(Records for processing Opens)

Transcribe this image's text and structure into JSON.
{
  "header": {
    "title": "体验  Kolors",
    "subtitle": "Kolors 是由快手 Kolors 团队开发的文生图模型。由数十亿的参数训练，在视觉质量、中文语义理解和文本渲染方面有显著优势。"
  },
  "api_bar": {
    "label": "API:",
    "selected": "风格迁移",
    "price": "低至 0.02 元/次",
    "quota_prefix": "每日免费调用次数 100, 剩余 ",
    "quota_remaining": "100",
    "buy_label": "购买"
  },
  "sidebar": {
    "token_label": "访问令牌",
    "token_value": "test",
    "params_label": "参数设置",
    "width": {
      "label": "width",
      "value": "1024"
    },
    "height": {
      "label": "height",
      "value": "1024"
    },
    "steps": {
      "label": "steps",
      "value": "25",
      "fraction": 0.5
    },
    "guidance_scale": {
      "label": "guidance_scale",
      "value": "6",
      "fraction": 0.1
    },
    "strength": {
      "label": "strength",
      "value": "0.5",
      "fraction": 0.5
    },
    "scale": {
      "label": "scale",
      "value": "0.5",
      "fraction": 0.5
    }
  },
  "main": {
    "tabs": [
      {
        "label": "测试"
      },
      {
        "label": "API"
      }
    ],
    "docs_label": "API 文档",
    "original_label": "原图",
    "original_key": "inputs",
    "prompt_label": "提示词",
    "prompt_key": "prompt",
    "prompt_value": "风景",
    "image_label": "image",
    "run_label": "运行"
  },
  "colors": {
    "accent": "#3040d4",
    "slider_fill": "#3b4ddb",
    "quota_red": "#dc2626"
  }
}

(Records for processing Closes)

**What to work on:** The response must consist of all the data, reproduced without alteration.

**Answer:**
Transcribe this image's text and structure into JSON.
{
  "header": {
    "title": "体验  Kolors",
    "subtitle": "Kolors 是由快手 Kolors 团队开发的文生图模型。由数十亿的参数训练，在视觉质量、中文语义理解和文本渲染方面有显著优势。"
  },
  "api_bar": {
    "label": "API:",
    "selected": "风格迁移",
    "price": "低至 0.02 元/次",
    "quota_prefix": "每日免费调用次数 100, 剩余 ",
    "quota_remaining": "100",
    "buy_label": "购买"
  },
  "sidebar": {
    "token_label": "访问令牌",
    "token_value": "test",
    "params_label": "参数设置",
    "width": {
      "label": "width",
      "value": "1024"
    },
    "height": {
      "label": "height",
      "value": "1024"
    },
    "steps": {
      "label": "steps",
      "value": "25",
      "fraction": 0.5
    },
    "guidance_scale": {
      "label": "guidance_scale",
      "value": "6",
      "fraction": 0.1
    },
    "strength": {
      "label": "strength",
      "value": "0.5",
      "fraction": 0.5
    },
    "scale": {
      "label": "scale",
      "value": "0.5",
      "fraction": 0.5
    }
  },
  "main": {
    "tabs": [
      {
        "label": "测试"
      },
      {
        "label": "API"
      }
    ],
    "docs_label": "API 文档",
    "original_label": "原图",
    "original_key": "inputs",
    "prompt_label": "提示词",
    "prompt_key": "prompt",
    "prompt_value": "风景",
    "image_label": "image",
    "run_label": "运行"
  },
  "colors": {
    "accent": "#3040d4",
    "slider_fill": "#3b4ddb",
    "quota_red": "#dc2626"
  }
}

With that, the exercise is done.